▸ TASK GOAL: Pull each line containing "this" from the data.

▸ THE DATA:
%%

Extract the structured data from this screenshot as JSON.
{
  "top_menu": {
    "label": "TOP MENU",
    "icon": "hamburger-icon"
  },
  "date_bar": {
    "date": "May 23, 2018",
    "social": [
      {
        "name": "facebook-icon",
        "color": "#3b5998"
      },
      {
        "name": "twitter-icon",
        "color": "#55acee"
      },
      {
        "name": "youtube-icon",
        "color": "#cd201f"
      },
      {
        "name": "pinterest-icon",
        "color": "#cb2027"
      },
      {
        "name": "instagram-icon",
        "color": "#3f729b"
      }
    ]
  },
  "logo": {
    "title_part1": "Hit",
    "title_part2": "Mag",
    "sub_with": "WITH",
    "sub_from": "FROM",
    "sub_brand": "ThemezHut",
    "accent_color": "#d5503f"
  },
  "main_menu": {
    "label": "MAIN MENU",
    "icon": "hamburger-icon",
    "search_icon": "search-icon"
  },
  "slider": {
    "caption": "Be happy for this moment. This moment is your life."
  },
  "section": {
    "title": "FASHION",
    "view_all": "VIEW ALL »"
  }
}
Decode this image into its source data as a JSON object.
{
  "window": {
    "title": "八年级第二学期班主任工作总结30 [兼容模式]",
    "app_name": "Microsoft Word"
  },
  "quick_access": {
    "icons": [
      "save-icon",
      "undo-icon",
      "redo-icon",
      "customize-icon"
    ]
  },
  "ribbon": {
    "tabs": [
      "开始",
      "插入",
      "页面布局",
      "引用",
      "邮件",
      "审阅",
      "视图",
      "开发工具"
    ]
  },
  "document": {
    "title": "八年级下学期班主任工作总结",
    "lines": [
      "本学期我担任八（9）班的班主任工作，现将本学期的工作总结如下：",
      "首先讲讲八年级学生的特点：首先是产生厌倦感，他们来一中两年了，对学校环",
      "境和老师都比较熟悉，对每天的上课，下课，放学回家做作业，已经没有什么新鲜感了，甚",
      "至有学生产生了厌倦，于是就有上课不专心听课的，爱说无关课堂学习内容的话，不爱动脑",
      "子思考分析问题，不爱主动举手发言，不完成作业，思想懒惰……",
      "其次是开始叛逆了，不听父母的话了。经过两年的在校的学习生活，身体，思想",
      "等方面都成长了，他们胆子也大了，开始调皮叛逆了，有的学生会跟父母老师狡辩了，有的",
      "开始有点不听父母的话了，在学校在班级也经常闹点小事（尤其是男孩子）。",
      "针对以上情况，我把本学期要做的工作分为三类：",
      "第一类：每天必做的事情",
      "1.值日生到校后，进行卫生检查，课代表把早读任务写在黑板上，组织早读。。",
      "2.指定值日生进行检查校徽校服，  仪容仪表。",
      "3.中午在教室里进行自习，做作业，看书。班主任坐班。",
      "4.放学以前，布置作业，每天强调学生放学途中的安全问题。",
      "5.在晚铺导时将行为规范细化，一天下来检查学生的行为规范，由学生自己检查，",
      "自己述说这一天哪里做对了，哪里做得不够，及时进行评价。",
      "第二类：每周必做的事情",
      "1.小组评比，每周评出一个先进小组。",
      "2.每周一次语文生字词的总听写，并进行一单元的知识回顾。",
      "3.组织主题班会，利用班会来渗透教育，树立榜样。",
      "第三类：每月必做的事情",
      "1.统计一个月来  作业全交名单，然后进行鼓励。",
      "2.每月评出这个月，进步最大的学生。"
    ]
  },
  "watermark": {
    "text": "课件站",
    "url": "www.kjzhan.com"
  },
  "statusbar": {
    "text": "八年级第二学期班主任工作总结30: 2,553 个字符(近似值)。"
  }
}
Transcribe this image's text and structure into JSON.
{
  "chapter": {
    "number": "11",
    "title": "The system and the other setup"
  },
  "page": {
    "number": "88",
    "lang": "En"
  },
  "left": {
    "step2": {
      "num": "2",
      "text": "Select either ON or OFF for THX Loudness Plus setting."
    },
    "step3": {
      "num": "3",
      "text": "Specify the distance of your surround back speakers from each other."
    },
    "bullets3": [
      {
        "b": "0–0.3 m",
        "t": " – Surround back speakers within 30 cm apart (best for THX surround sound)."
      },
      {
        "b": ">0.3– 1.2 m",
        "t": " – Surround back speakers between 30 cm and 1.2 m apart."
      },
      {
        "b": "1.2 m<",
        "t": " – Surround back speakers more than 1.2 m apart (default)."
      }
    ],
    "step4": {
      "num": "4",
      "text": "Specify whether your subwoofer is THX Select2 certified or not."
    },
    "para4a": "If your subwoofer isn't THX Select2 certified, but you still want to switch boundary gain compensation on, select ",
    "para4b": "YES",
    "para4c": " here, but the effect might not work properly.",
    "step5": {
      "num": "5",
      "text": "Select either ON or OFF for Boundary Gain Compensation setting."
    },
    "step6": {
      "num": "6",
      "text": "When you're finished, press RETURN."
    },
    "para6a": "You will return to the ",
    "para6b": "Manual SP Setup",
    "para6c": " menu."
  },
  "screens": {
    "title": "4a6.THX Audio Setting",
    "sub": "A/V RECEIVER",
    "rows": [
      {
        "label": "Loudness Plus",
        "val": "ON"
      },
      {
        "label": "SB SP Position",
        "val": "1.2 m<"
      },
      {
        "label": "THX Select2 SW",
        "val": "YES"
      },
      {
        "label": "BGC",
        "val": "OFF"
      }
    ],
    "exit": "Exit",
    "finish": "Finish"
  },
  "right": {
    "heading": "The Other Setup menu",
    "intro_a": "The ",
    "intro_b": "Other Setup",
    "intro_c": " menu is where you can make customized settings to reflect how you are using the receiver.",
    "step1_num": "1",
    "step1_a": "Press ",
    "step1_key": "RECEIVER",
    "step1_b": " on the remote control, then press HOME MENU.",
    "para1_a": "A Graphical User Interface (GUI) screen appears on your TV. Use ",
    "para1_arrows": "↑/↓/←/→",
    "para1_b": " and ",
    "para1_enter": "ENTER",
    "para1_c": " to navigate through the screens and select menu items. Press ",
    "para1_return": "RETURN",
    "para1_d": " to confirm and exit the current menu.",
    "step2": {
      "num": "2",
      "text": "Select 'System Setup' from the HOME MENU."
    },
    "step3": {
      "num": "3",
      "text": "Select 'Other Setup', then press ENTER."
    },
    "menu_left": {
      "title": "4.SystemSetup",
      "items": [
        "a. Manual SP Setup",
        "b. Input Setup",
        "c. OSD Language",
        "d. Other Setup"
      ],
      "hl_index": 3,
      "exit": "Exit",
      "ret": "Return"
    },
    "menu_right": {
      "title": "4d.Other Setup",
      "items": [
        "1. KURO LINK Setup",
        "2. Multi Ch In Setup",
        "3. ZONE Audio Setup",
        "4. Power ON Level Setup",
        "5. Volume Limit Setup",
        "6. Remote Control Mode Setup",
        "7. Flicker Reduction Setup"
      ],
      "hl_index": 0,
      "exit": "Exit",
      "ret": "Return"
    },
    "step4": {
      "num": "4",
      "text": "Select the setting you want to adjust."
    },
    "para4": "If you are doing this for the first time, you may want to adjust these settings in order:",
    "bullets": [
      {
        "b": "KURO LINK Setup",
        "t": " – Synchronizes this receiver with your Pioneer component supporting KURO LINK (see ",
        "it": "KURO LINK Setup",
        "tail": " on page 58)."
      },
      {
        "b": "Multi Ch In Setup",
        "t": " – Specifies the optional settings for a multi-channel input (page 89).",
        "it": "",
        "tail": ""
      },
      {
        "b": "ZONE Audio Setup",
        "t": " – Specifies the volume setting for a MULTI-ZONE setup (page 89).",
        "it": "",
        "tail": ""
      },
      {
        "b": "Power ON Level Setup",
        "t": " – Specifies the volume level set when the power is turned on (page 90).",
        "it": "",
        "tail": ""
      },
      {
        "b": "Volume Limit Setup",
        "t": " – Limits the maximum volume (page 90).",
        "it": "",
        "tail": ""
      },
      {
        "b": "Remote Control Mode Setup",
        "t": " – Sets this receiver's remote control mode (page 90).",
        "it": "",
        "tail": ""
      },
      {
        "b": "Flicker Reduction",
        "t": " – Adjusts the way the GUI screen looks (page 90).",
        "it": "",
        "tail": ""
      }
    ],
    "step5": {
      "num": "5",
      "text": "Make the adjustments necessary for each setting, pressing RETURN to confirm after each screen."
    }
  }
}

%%

▸ YOUR RESPONSE:
Extract the structured data from this screenshot as JSON.
    "caption": "Be happy for this moment. This moment is your life."
Decode this image into its source data as a JSON object.
Transcribe this image's text and structure into JSON.
    "para4": "If you are doing this for the first time, you may want to adjust these settings in order:",
        "t": " – Synchronizes this receiver with your Pioneer component supporting KURO LINK (see ",
        "t": " – Sets this receiver's remote control mode (page 90).",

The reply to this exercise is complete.